- 1/2 cup (2 ounces) sugar snap peas
- 1/2 cup frozen, shelled edamame, defrosted or frozen
- 1/4 cup finely chopped cilantro
- 1/4 cup finely chopped parsley
- For garnish:
- 2 tablespoons finely chopped chives
Cut the fish:
Place the fish on a cutting board and cut into 2-inch pieces. Set aside.
Cook the soba noodles:
In a large pot, bring 2 quarts of water to a boil. Add the soba noodles and cook for 2 to 3 minutes, or until tender but still a little firm. Drain in a colander and rinse under cold running water to remove the surface starch.
Divide the noodles between two large soup bowls and add 1 teaspoon of sesame oil to each bowl. Toss the noodles with the oil to make sure they are well coated. Set aside.
Cook the vegetables in the broth:
Set the same pot you used to cook the noodles over high heat and add chicken stock and 1 cup water. Bring the liquid to a boil.
Add the mushrooms and snap peas. Reduce heat to medium-low and simmer, uncovered, for 3 minutes.
Cook the fish and edamame:
Add the edamame and fish to the pot and cover with a lid. Cook at a gentle simmer (small bubbles around the edges) for 3 to 5 minutes, or until the fish is just cooked through and is opaque in the center. Exact cooking time will depend upon the thickness of the fish pieces.
Finish the soup:
With a slotted spoon, remove the fish from the broth and divide it among the bowls, placing it on top of the noodles.
In a small bowl, whisk the miso into 1/2 cup of hot water to make a smooth slurry.
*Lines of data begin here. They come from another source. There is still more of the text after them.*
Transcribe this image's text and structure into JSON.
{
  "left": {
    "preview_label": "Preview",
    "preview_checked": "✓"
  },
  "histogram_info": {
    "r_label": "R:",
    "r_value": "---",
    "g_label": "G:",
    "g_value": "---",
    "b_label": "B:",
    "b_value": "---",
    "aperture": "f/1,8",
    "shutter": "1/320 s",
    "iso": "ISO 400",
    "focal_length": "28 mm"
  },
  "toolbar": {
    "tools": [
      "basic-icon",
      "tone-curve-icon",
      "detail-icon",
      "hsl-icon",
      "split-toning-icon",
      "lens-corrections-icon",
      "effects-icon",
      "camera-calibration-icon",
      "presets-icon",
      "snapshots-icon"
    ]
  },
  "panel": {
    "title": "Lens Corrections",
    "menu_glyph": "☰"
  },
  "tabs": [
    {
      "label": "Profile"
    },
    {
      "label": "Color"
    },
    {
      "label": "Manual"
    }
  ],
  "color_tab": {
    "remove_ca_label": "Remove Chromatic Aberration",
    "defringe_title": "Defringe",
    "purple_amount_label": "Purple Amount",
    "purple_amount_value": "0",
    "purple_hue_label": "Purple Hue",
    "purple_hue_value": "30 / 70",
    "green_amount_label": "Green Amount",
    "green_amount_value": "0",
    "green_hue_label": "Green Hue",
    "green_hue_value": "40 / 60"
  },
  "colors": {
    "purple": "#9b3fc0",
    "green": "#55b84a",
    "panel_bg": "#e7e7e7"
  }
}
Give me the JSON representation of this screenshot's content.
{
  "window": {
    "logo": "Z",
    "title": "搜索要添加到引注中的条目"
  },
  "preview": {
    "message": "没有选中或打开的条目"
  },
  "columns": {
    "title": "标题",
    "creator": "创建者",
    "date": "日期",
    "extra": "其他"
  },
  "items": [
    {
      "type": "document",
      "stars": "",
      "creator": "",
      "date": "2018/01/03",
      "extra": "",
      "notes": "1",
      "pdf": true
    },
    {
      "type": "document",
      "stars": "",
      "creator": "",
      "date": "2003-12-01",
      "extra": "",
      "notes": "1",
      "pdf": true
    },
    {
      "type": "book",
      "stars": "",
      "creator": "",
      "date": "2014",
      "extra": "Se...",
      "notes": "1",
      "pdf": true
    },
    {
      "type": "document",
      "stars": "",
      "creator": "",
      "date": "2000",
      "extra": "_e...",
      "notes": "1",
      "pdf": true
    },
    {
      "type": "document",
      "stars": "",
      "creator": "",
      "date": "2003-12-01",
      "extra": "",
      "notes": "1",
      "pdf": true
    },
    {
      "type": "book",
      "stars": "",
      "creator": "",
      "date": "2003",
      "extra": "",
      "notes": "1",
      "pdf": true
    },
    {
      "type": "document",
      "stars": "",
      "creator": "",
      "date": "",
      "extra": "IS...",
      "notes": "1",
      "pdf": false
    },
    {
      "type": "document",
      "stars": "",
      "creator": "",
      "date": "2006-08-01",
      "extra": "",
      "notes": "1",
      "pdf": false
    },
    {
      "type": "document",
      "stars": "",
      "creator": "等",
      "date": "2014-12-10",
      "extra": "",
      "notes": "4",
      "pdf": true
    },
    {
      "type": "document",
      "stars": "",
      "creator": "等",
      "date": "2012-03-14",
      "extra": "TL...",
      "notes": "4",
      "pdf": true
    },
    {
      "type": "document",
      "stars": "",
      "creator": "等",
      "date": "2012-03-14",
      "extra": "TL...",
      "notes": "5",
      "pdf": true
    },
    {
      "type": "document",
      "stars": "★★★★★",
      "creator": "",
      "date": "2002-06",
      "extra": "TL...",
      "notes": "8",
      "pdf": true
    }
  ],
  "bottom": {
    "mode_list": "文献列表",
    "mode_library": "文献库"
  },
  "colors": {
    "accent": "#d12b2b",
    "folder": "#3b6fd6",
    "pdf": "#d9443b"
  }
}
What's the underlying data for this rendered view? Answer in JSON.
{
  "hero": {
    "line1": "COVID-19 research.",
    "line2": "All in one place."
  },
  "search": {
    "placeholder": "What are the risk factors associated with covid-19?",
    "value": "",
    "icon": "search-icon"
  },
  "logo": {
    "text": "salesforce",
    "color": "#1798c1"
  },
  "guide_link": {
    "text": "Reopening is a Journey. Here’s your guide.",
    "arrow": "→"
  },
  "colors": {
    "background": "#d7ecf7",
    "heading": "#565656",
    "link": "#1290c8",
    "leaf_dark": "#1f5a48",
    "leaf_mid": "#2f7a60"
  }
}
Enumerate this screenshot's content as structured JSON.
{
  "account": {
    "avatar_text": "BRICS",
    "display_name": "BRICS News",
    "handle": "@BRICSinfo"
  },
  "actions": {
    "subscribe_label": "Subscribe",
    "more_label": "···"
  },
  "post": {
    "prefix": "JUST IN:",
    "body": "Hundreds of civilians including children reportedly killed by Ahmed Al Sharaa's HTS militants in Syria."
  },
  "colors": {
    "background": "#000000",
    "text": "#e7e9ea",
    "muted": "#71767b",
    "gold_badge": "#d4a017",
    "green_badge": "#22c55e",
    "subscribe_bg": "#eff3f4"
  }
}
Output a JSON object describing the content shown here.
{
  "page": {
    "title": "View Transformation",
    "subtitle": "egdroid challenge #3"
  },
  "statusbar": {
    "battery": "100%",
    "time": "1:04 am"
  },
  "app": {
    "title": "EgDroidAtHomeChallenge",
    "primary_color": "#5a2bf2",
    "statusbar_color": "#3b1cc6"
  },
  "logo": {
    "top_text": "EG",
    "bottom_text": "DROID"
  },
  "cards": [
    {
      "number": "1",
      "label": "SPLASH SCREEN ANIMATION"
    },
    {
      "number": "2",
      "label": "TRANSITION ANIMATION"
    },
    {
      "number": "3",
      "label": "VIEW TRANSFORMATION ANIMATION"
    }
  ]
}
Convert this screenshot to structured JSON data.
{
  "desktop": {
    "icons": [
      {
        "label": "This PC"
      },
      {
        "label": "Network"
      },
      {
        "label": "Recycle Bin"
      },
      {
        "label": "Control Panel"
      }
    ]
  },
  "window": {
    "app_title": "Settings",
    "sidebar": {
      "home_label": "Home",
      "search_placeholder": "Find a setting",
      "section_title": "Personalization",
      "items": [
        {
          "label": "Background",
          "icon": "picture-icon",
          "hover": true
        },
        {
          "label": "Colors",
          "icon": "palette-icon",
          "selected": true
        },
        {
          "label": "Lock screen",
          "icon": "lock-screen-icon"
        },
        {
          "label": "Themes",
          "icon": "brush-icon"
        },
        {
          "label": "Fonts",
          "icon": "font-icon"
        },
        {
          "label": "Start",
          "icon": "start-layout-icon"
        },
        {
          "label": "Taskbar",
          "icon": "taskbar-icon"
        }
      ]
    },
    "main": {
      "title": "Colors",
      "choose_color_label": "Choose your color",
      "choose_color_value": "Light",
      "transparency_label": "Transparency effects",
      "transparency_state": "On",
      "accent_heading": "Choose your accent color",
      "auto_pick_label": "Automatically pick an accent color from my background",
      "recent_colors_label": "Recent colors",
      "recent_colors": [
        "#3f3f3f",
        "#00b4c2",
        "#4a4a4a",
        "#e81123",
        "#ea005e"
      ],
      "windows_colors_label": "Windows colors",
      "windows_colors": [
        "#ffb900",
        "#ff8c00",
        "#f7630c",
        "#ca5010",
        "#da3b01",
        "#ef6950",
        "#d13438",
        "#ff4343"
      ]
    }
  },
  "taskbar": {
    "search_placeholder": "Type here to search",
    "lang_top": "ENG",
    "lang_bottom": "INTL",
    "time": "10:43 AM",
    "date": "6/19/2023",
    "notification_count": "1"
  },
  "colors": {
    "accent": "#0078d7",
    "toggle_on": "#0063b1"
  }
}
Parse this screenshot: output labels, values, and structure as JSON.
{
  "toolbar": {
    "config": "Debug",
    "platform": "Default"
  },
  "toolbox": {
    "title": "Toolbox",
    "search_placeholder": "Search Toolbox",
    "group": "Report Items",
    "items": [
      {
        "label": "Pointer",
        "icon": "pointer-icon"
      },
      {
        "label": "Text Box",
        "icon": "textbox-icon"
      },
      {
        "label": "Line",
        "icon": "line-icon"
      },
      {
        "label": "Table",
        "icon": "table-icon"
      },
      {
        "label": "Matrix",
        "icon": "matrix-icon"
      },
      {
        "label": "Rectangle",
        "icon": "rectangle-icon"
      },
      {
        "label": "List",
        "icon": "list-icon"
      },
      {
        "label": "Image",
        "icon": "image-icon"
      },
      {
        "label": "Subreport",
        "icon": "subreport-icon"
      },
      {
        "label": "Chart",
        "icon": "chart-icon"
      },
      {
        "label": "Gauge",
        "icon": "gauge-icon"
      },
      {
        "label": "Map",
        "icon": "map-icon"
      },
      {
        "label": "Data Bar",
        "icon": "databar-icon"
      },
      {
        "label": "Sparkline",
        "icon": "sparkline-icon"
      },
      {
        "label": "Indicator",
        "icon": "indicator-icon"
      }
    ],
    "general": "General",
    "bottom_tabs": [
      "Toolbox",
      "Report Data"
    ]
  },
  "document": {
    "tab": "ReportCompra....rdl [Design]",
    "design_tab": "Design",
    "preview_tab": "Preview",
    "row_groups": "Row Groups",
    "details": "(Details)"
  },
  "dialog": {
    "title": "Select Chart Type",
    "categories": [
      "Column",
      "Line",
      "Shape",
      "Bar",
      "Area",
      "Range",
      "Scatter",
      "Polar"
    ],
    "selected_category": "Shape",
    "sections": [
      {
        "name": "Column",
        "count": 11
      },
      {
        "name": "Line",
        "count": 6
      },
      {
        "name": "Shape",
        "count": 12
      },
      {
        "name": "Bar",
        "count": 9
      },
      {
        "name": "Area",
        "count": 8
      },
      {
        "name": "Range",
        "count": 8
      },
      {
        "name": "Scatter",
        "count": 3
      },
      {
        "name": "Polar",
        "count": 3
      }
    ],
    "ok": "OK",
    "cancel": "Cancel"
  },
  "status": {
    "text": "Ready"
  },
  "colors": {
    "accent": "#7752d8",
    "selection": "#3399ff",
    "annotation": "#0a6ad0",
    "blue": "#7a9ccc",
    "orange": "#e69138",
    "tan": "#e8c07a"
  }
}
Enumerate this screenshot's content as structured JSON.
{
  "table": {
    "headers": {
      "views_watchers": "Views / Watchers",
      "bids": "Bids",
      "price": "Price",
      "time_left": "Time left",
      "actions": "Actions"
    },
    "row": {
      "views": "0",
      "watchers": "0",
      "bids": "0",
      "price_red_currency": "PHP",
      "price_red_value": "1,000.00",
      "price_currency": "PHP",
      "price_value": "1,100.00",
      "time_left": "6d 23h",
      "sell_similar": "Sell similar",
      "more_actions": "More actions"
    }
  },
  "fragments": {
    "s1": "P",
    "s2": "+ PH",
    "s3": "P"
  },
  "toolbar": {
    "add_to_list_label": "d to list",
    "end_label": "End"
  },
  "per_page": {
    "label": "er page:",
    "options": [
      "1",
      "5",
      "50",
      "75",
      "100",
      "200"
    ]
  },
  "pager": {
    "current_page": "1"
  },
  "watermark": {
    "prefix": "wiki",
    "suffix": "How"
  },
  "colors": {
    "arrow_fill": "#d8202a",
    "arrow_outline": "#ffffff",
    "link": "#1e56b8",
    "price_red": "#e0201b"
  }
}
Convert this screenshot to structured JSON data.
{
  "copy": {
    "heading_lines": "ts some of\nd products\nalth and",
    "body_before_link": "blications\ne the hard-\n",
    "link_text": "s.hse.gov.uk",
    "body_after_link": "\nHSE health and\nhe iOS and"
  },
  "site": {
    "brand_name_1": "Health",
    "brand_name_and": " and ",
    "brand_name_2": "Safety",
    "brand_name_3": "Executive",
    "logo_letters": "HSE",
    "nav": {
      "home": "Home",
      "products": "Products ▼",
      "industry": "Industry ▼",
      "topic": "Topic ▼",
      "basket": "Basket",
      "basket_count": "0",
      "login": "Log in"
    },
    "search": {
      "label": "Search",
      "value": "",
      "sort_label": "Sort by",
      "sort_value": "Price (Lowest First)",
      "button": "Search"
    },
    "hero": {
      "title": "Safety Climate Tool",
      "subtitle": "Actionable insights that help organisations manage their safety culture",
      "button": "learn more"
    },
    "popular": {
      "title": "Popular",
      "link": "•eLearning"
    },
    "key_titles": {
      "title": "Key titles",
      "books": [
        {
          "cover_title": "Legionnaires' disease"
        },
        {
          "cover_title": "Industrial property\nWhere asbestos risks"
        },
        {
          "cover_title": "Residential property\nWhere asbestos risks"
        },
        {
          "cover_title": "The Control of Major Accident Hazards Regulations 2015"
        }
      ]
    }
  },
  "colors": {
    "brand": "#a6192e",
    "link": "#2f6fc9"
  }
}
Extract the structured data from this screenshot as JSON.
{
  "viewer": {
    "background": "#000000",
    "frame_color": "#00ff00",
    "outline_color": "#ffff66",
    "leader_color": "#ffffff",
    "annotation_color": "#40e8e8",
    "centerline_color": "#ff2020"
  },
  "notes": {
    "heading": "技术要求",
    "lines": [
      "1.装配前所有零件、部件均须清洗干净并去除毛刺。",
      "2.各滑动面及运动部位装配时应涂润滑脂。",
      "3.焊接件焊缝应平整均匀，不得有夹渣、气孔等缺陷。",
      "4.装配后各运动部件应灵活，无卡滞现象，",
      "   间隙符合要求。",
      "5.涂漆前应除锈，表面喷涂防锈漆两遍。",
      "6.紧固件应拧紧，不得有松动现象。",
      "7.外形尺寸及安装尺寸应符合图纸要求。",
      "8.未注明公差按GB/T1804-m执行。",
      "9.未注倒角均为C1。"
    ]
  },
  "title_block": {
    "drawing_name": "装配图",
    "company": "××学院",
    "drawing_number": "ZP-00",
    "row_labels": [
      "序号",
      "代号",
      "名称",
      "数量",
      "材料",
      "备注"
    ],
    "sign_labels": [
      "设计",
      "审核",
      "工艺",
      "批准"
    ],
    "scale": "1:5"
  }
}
Stir it into the hot broth along with the cilantro and parsley. Ladle the broth and vegetables over the noodles and sprinkle with chopped chives.
Serve the soup:
Ladle the soup over the bowls of noodles and top each with chopped chives.